> **TASK DIRECTIONS**
Repeat the entries that follow verbatim, without any of their pictures.

> **THE INPUT**

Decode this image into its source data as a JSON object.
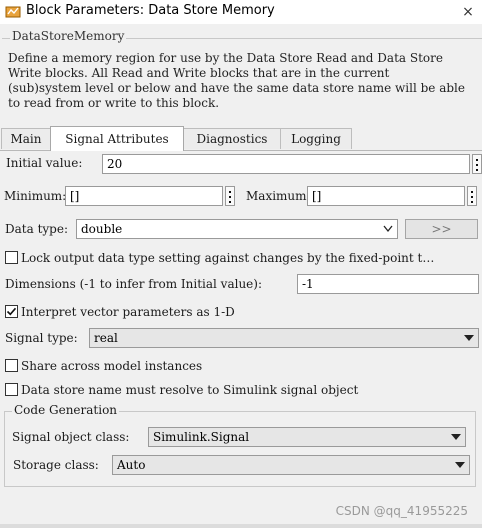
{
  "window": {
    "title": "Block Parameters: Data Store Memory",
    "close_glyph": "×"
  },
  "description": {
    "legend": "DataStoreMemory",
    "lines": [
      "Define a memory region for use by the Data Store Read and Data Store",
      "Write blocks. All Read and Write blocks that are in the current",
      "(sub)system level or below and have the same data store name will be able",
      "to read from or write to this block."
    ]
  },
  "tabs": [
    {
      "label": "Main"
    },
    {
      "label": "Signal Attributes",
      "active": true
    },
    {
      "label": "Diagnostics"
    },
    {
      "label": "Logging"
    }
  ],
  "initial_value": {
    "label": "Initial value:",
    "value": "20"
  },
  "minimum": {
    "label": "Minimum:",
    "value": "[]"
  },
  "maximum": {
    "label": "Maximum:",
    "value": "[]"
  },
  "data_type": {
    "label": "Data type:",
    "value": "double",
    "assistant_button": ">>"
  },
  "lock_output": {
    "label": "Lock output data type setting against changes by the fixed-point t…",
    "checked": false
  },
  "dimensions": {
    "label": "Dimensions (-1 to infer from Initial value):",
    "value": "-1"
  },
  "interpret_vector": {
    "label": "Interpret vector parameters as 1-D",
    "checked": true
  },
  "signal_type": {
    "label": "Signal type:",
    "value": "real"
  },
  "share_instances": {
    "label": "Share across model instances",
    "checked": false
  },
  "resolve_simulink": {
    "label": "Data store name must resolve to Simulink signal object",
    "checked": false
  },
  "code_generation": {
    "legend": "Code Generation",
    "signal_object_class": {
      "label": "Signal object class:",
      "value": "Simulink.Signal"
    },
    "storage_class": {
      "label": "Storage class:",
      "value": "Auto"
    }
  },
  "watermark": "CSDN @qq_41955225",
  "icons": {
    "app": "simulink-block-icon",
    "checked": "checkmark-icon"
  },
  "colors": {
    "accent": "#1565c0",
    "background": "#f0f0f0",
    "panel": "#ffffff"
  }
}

> **ANSWER SPACE**
Decode this image into its source data as a JSON object.
{
  "window": {
    "title": "Block Parameters: Data Store Memory",
    "close_glyph": "×"
  },
  "description": {
    "legend": "DataStoreMemory",
    "lines": [
      "Define a memory region for use by the Data Store Read and Data Store",
      "Write blocks. All Read and Write blocks that are in the current",
      "(sub)system level or below and have the same data store name will be able",
      "to read from or write to this block."
    ]
  },
  "tabs": [
    {
      "label": "Main"
    },
    {
      "label": "Signal Attributes",
      "active": true
    },
    {
      "label": "Diagnostics"
    },
    {
      "label": "Logging"
    }
  ],
  "initial_value": {
    "label": "Initial value:",
    "value": "20"
  },
  "minimum": {
    "label": "Minimum:",
    "value": "[]"
  },
  "maximum": {
    "label": "Maximum:",
    "value": "[]"
  },
  "data_type": {
    "label": "Data type:",
    "value": "double",
    "assistant_button": ">>"
  },
  "lock_output": {
    "label": "Lock output data type setting against changes by the fixed-point t…",
    "checked": false
  },
  "dimensions": {
    "label": "Dimensions (-1 to infer from Initial value):",
    "value": "-1"
  },
  "interpret_vector": {
    "label": "Interpret vector parameters as 1-D",
    "checked": true
  },
  "signal_type": {
    "label": "Signal type:",
    "value": "real"
  },
  "share_instances": {
    "label": "Share across model instances",
    "checked": false
  },
  "resolve_simulink": {
    "label": "Data store name must resolve to Simulink signal object",
    "checked": false
  },
  "code_generation": {
    "legend": "Code Generation",
    "signal_object_class": {
      "label": "Signal object class:",
      "value": "Simulink.Signal"
    },
    "storage_class": {
      "label": "Storage class:",
      "value": "Auto"
    }
  },
  "watermark": "CSDN @qq_41955225",
  "icons": {
    "app": "simulink-block-icon",
    "checked": "checkmark-icon"
  },
  "colors": {
    "accent": "#1565c0",
    "background": "#f0f0f0",
    "panel": "#ffffff"
  }
}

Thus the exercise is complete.